    • Regression models, which can include standard linear regression, or which use other algorithms, including neural networks and Bayesian regression.
  2. Provide a dataset that is labeled, and has data compatible with the algorithm. Connect both the data and the model to Train Model.

    What training produces is a specific binary format, the iLearner, that encapsulates the statistical patterns learned from the data. You cannot directly modify or read this format; however, other modules can use this trained model.

    You can also view properties of the model. For more information, see the Results section.

  3. After training is completed, use the trained model with one of the scoring modules, to make predictions on new data.

How to use Train Model

  1. In Azure Machine Learning, configure a classification model or regression model.

  2. Add the Train Model module to the experiment.

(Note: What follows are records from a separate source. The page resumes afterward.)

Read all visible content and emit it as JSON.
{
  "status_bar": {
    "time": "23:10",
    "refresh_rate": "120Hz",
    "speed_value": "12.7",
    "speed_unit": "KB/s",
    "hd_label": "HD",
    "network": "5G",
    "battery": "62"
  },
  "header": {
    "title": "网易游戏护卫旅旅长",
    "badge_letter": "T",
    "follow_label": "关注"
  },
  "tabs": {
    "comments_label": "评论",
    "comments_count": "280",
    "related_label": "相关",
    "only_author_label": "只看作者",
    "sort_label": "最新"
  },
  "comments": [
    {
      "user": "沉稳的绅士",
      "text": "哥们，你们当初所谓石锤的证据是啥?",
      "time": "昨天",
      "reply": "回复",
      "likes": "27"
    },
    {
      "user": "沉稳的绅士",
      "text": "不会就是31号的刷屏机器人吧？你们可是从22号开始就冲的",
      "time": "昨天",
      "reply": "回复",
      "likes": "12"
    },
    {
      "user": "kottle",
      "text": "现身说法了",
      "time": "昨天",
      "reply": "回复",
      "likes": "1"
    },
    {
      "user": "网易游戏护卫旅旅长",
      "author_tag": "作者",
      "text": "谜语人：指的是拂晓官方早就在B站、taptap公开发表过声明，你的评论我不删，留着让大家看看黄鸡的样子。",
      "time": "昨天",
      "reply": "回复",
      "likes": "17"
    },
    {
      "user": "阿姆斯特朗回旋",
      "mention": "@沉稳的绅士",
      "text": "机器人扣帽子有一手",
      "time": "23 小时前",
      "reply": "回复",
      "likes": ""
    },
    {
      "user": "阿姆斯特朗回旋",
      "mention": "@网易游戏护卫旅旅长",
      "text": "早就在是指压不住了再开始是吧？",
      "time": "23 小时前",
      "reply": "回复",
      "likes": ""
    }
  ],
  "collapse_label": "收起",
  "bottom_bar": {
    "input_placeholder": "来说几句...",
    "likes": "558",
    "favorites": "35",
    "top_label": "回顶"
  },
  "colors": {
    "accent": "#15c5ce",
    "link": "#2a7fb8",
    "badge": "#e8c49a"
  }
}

You can find this module under the Machine Learning category. Expand Train, and then drag the Train Model module into your experiment.

  3. On the left input, attach the untrained mode. Attach the training dataset to the right-hand input of Train Model.

    The training dataset must contain a label column. Any rows without labels are ignored.

  4. For Label column, click Launch column selector, and choose a single column that contains outcomes the model can use for training.

    • For classification problems, the label column must contain either categorical values or discrete values. Some examples might be a yes/no rating, a disease classification code or name, or an income group. If you pick a noncategorical column, the module will return an error during training.

    • For regression problems, the label column must contain numeric data that represents the response variable. Ideally the numeric data represents a continuous scale.

    Examples might be a credit risk score, the projected time to failure for a hard drive, or the forecasted number of calls to a call center on a given day or time. If you do not choose a numeric column, you might get an error.

    • If you do not specify which label column to use, Azure Machine Learning will try to infer which is the appropriate label column, by using the metadata of the dataset. If it picks the wrong column, use the column selector to correct it.


    If you have trouble using the Column Selector, see the article Select Columns in Dataset for tips. It describes some common scenarios and tips for using the WITH RULES and BY NAME options.

  5. Run the experiment. If you have a lot of data, this can take a while.


After the model is trained:

  • To view the model parameters and feature weights, right-click the output and select Visualize.

  • To use the model in other experiments, right-click the model and select Save Model. Type a name for the model.

    This saves the model as a snapshot that is not updated by repeated runs of the experiment.

  • To use the model in predicting new values, connect it to the Score Model module, together with new input data.

Next steps

See the set of modules available to Azure Machine Learning service.